Engineers: Henrik Larsen Consulting Engineers and Hundsbæk og Henriksen Consulting Engineers
Gross Floor Area: 38,500 m2
Type of Assignment: Finalist in invited, international competition
Team at Henning Larsen Architects: Lars Steffensen (responsible partner), Martin Stenberg (lead design architect), Mikkel Eskildsen, Rafel Crespo, Chenqi Jia, Charlotte Søderhamn Nielsen, Peter Dahlsgaard Nielsen, Christian Schjøll, Grace Xu, Martin Vraa Nielsen, Jakob Strømann-Andersen and Lærke Bjerre.
Spacesmith is proud to announce the completion of Part of the Solution’s (POTS) new home. Since 1982. POTS has been serving people in need by providing food, clothing, counseling and other supportive services in a low income neighborhood in the Bronx. What began as a soup kitchen grew into a holistic, full service community facility, addressing every aspect of life’s needs to those who need a helping hand.
The town of Pornic’s elected representatives expressed their “deep-rooted” commitment to regional tradition, immediately excluding any other architectural form that did not match the traditional volumes and templates of the Pays de Retz, such as roofs with gable roofs, covered in tiles.
Because the Communauté de Communes (Town Community) Centre had to fit into a business park already denoted by previous building projects (hospitals, police station, office buildings), which had all been subjected to these regulations, we chose to make a different contextual offer in relation to the site and its history.
MoederscheimMoonen Architects wins the competition for new community center in Zwolle, The Netherlands
The Rotterdam-based office MoederscheimMoonen Architects recently got the commission to the design the new community center‘Het Anker’ in Zwolle, The Netherlands. The commission was given after winning the competition were the office was invited for together with the offices ofKoppert + KoenisArchitecten, Broekbakema, Jeanne DekkersArchitectuur and BDG Architecten.
The design celebrates the biggest asset of the Y as a community facility; its diverse, multi generational user base. The identity of each programmatic space was enhanced, expressing multiplicity rather than institutional uniformity. The entry lobby, fitness center, locker rooms, studios, offices showers and pool are organized as a series of parallel bands. As members move through the different bands, they experience the immediacy of the simultaneous happenings that animate the building. The distinct character of the bands enables the modularity of the scheme, where one program space can be replaced by another (like slots in a computer) without compromising the integrity of the design.

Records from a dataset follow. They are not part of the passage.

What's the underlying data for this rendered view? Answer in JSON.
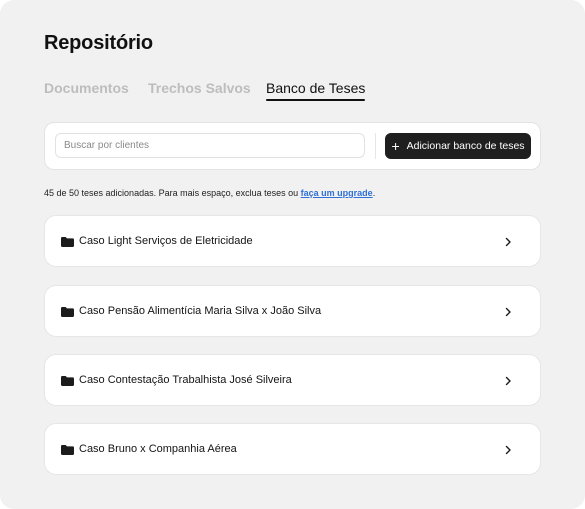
{
  "page": {
    "title": "Repositório"
  },
  "tabs": [
    {
      "label": "Documentos",
      "active": false
    },
    {
      "label": "Trechos Salvos",
      "active": false
    },
    {
      "label": "Banco de Teses",
      "active": true
    }
  ],
  "toolbar": {
    "search_placeholder": "Buscar por clientes",
    "search_value": "",
    "add_button_label": "Adicionar banco de teses",
    "add_button_icon": "plus-icon"
  },
  "info": {
    "text": "45 de 50 teses adicionadas. Para mais espaço, exclua teses ou ",
    "link_text": "faça um upgrade",
    "suffix": ".",
    "used": 45,
    "limit": 50
  },
  "cases": [
    {
      "label": "Caso Light Serviços de Eletricidade",
      "icon": "folder-icon"
    },
    {
      "label": "Caso Pensão Alimentícia Maria Silva x João Silva",
      "icon": "folder-icon"
    },
    {
      "label": "Caso Contestação Trabalhista José Silveira",
      "icon": "folder-icon"
    },
    {
      "label": "Caso Bruno x Companhia Aérea",
      "icon": "folder-icon"
    }
  ],
  "colors": {
    "panel_bg": "#f1f1f1",
    "button_bg": "#1f1f1f",
    "link": "#2f6fd6",
    "inactive_tab": "#bdbdbd"
  }
}
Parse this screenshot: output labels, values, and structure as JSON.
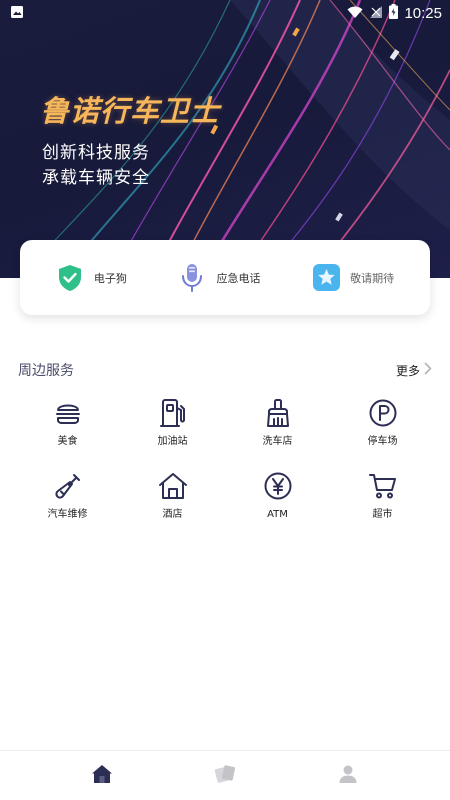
{
  "status_bar": {
    "time": "10:25",
    "icons": [
      "image-icon",
      "wifi-icon",
      "signal-icon",
      "battery-icon"
    ]
  },
  "hero": {
    "brand": "鲁诺行车卫士",
    "slogan_line1": "创新科技服务",
    "slogan_line2": "承载车辆安全",
    "colors": {
      "background": "#1a1c3e",
      "brand": "#f6b65a"
    }
  },
  "quick_actions": [
    {
      "label": "电子狗",
      "icon": "shield-check-icon",
      "color": "#2fbf88"
    },
    {
      "label": "应急电话",
      "icon": "microphone-icon",
      "color": "#6f7bd6"
    },
    {
      "label": "敬请期待",
      "icon": "star-icon",
      "color": "#49b4ee"
    }
  ],
  "nearby": {
    "title": "周边服务",
    "more_label": "更多",
    "items": [
      {
        "label": "美食",
        "icon": "burger-icon"
      },
      {
        "label": "加油站",
        "icon": "gas-station-icon"
      },
      {
        "label": "洗车店",
        "icon": "brush-icon"
      },
      {
        "label": "停车场",
        "icon": "parking-icon"
      },
      {
        "label": "汽车维修",
        "icon": "screwdriver-icon"
      },
      {
        "label": "酒店",
        "icon": "house-icon"
      },
      {
        "label": "ATM",
        "icon": "yen-icon"
      },
      {
        "label": "超市",
        "icon": "cart-icon"
      }
    ]
  },
  "bottom_nav": {
    "tabs": [
      {
        "icon": "home-icon",
        "active": true
      },
      {
        "icon": "cards-icon",
        "active": false
      },
      {
        "icon": "profile-icon",
        "active": false
      }
    ],
    "colors": {
      "active": "#2c2e54",
      "inactive": "#c4c4c8"
    }
  }
}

Libraries today serve as gathering places, community centers, and cafes. We need to stop viewing libraries as sacred temples of reading and research and more as a collective gathering place of people, ideas, events, and resources; a place that incites imagination and satisfies curiosity – a veritable flowering of culture. With a form that evokes the Oklahoma Rose, this library has a multi-layered skin that passively filters light, sound, and visitors to the library. These ‘petals’ diffuse the light entering the library, reducing solar heat gain and providing excellent reading light.
This New Orleans neighborhood library is comprised of two buildings joined together with the intention that they function as a whole. One building is a historically significant bungalow built as a residence in 1917, sited prominently on the corner of South Broad Street and Napoleon Avenue. The other building, built in 1993 specifically to function as a library, was home to the main reading room and stock areas. Both buildings were severely flooded by levee breaks attributed to Hurricane Katrina. The bungalow was salvaged and raised for future flood prevention, but the modern addition was deemed necessary for replacement by the Federal Emergency Management Administration (FEMA).
With an area of approximately 2000 squared meters (20m by 100m) and an irregular geometry, the plot had uncharacteristic dimensions and form for the city of Porto. The program was built along with the project – never before had a building in Portugal been specifically designed for the social integration of immigrants. With these uncertainties we looked for clues in our immediate surroundings – we found warehouses, small factories, landfills and illegal constructions…